Finally, in Jan. of 2021, we seem to reach the peak. With the Jan. 6th protests and Biden’s inauguration, gun and ammo buying hit new highs. 9mm prices on average hit $0.71 per round. During this time, we regularly heard from customers that other spots were selling 9mm at $1/round.
At the time of writing this (September 2021), we’re just now starting to see a drop in ammo prices and gun sales slowing down. 9mm is sitting at $0.31 per round for steel case and $0.34 per round for brass on the low end. Any well-known brand names are sitting at around $0.39 per round. Even with Biden’s new “Russian Ammo Ban,” prices seem to have steadily fallen, at least on 9mm.
The real question is, will the prices keep dropping? It’s anyone’s guess.
There’s a ton of factors affecting the market right now, from unrest around the world. For example, earlier this month, a coup in Guinea sent Aluminum prices to a ten-year high.

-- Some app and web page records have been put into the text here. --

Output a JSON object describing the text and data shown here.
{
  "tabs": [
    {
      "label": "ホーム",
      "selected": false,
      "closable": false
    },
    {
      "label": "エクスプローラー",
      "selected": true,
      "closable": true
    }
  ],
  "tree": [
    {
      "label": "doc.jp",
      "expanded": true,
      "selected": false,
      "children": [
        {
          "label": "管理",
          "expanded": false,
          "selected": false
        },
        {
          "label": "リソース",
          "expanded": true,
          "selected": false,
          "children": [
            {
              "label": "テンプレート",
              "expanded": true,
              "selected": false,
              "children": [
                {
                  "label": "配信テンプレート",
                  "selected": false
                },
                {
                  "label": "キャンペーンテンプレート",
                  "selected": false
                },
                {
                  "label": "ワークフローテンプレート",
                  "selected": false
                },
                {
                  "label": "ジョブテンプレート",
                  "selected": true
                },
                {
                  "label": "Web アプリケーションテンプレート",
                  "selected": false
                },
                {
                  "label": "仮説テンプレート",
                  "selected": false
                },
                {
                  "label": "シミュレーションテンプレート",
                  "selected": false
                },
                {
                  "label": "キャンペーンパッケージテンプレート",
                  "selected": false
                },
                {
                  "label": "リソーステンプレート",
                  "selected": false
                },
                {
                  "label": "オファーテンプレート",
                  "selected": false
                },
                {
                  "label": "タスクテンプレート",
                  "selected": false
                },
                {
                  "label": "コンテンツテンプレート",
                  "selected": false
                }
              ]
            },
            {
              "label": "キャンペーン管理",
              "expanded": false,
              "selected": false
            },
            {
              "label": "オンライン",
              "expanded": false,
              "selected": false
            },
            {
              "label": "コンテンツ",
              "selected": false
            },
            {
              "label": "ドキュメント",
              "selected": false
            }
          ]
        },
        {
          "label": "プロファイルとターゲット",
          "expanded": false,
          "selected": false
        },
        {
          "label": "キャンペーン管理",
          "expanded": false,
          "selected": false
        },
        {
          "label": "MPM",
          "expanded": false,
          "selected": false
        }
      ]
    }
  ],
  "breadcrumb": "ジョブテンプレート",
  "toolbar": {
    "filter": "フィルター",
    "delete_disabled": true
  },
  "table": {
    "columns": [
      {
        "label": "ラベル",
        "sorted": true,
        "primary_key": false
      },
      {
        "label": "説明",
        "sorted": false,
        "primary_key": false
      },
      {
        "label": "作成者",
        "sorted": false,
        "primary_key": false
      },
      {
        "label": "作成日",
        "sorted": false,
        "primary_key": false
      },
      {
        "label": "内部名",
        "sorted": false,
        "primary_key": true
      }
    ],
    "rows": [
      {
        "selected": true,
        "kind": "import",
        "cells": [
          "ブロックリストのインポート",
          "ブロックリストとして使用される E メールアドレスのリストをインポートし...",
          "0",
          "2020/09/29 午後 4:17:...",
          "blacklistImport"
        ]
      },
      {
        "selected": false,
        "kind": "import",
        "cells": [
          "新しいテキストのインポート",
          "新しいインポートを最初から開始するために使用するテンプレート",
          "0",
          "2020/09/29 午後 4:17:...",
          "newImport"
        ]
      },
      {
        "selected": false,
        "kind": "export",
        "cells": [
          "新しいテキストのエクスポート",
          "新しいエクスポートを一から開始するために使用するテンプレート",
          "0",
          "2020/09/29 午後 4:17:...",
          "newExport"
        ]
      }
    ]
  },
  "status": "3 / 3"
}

If you’re unfamiliar, Guinea holds a quarter of the world’s bauxite supply, a raw material that can be refined into alumina, which can then be smelted into aluminum.
This price change can affect the cost of firearms, as manufacturers will have to pay a higher price to acquire raw materials.
Shipping and transporting are another problem now, with sea containers fetching record-high prices because of a shortage and supply chains still seeing significant disruptions.
Since the panic buys for firearms has at least subsided a little bit, people have stopped hoarding ammo and are choosier. We’re seeing this in gun sales right now where customers aren’t coming in and just buying anything on the wall. People are starting to do their research and are becoming pickier about their buying. I think this is the same for ammo as well. The demand has subsided a bit. If supply continues to meet demand, I think we’ll continue to see a drop in prices. Barring some mutation in covid that gives the virus a 50% CFR, more supply chain disruptions, or the Biden administration passing some severe gun control legislation, I think we will continue to see the price of ammo dropping slowly.